While many cultivations focus solely on the space where plants are growing, it is equally important to reserve space for post-harvesting activities. It is also necessary to determine the proper environmental controls for these separate spaces. The post-harvesting rooms should represent about 15% of the total square footage of flowering rooms.
Post-harvesting spaces necessary to any commercial grow are:
- Dry Room(s) - make sure you plan for sufficient dry space for the amount of flowering plants you plan on harvesting weekly.
- Curing Room - We recommend having a separate cure room in order for tight environmental control. Check out our blog on drying and curing for more tips on setting up proper conditions.
- Trim Room - If you have enough space, we recommend separating your trim room from your packaging room. Why? Sometimes microbial problems are not detected until trimming has begun on a batch. By separating the 2 spaces, you can eliminate the potential for cross-contamination. Trim room space should
- Packaging Room - If you have the space, a separate packaging room from the trim room is desirable. This allows you to avoid cross contamination. However, we have seen many successful grows who were able to have trimming and packaging done in the same room.

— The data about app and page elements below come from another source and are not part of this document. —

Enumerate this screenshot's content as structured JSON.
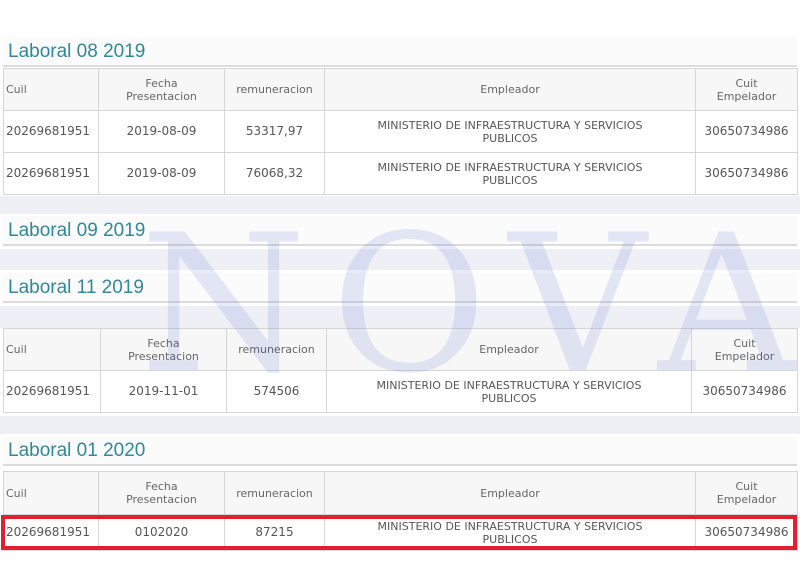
{
  "headers": {
    "cuil": "Cuil",
    "fecha_line1": "Fecha",
    "fecha_line2": "Presentacion",
    "remuneracion": "remuneracion",
    "empleador": "Empleador",
    "cuit_line1": "Cuit",
    "cuit_line2": "Empelador"
  },
  "sections": [
    {
      "title": "Laboral 08 2019",
      "rows": [
        {
          "cuil": "20269681951",
          "fecha": "2019-08-09",
          "remuneracion": "53317,97",
          "empleador_1": "MINISTERIO DE INFRAESTRUCTURA Y SERVICIOS",
          "empleador_2": "PUBLICOS",
          "cuit": "30650734986"
        },
        {
          "cuil": "20269681951",
          "fecha": "2019-08-09",
          "remuneracion": "76068,32",
          "empleador_1": "MINISTERIO DE INFRAESTRUCTURA Y SERVICIOS",
          "empleador_2": "PUBLICOS",
          "cuit": "30650734986"
        }
      ]
    },
    {
      "title": "Laboral 09 2019",
      "rows": []
    },
    {
      "title": "Laboral 11 2019",
      "rows": [
        {
          "cuil": "20269681951",
          "fecha": "2019-11-01",
          "remuneracion": "574506",
          "empleador_1": "MINISTERIO DE INFRAESTRUCTURA Y SERVICIOS",
          "empleador_2": "PUBLICOS",
          "cuit": "30650734986"
        }
      ]
    },
    {
      "title": "Laboral 01 2020",
      "rows": [
        {
          "cuil": "20269681951",
          "fecha": "0102020",
          "remuneracion": "87215",
          "empleador_1": "MINISTERIO DE INFRAESTRUCTURA Y SERVICIOS",
          "empleador_2": "PUBLICOS",
          "cuit": "30650734986"
        }
      ]
    }
  ],
  "watermark": "NOVA",
  "highlight_color": "#e02030",
  "title_color": "#30889a"
}
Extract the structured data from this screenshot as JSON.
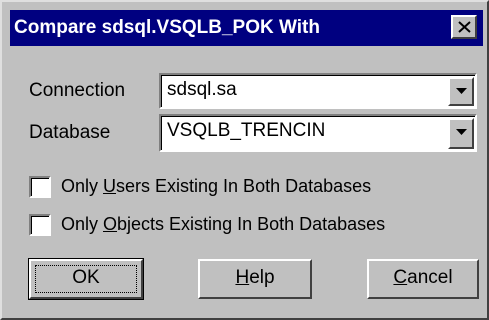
{
  "window": {
    "title": "Compare sdsql.VSQLB_POK With",
    "close_icon": "close-icon"
  },
  "connection": {
    "label": "Connection",
    "value": "sdsql.sa"
  },
  "database": {
    "label": "Database",
    "value": "VSQLB_TRENCIN"
  },
  "options": {
    "users_prefix": "Only ",
    "users_mnemonic": "U",
    "users_suffix": "sers Existing In Both Databases",
    "users_checked": false,
    "objects_prefix": "Only ",
    "objects_mnemonic": "O",
    "objects_suffix": "bjects Existing In Both Databases",
    "objects_checked": false
  },
  "buttons": {
    "ok": "OK",
    "help_mnemonic": "H",
    "help_rest": "elp",
    "cancel_mnemonic": "C",
    "cancel_rest": "ancel"
  }
}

- Product Quarantine Room - depending on your municipality's regulations, some require a designated room specifically for quarantined product (product which has failed testing). It is also a good idea, even if your regulations do not call for it, in order to reduce the risk of cross-contamination of other harvest batches.
- Storage/Vault Room - You didn't put all of that work in to your harvests to not keep your flower nice and secure! Local regulations sometimes also dictate what kind of vault/storage requirements are necessary for your space. While it is most desirable to sell your flower within 3 months, be sure to plan for enough room to hold up to 6 months worth of harvested material if you have the space for it.
OTHER SPACE CONSIDERATIONS
In addition to spaces that deal with plants (growing, post-harvesting activities, storage, etc), also consider creating space for the following activities:
- Security/Checking In Visitors - Depending on your regulations, you will likely need a designated area to check in visitors to your licensed facility. Typically, this area needs to be separated from the rest of the licensed area where your staff can validate identification and make sure visitors are of age to enter your facility.
- Surveillance/Compliance Rooms - Depending on the regulations in your area, a separate room for cameras and DVDs could be required. Often, these rooms need to be separate and distinct from other areas, and only allowed to be entered by a limited number of staff for security reasons.
- Administrative Staff - You will likely need space for administrative staff whom are working on entering your harvest and inventory data for seed-to-sale (aka "track-and-trace", ie METRC) to work on computers. If you do not have an additional place of business outside of your grow, consider space needed for accounting departments and marketing departments.
- Locker Rooms & Bathrooms - In addition to normal bathrooms needed in a facility (usually mandated by local zoning code and the number of people projected to work in certain areas), we also recommend allocating space specifically for growers--women and men's locker rooms, with showers, are recommended to ensure your growers are entering your garden without any outside contaminants.
- Laundry Room - Will you require your growers to wear scrubs or other uniforms? It is a good idea to have onsite laundry to make sure your growers have a fresh outfit to wear into the grow.
- Shipping/Receiving Areas - If you have the space, consider carving out an area specifically for orders to be dropped off and sent out. This will prevent visitors from entering areas of your grow unnecessarily, reducing contaminant and security risks.
Need help designing your grow?
Designing cannabis cultivations is one of our specialties. If you need help with planning your space and proper environmental controls, contact us. We can help you grow.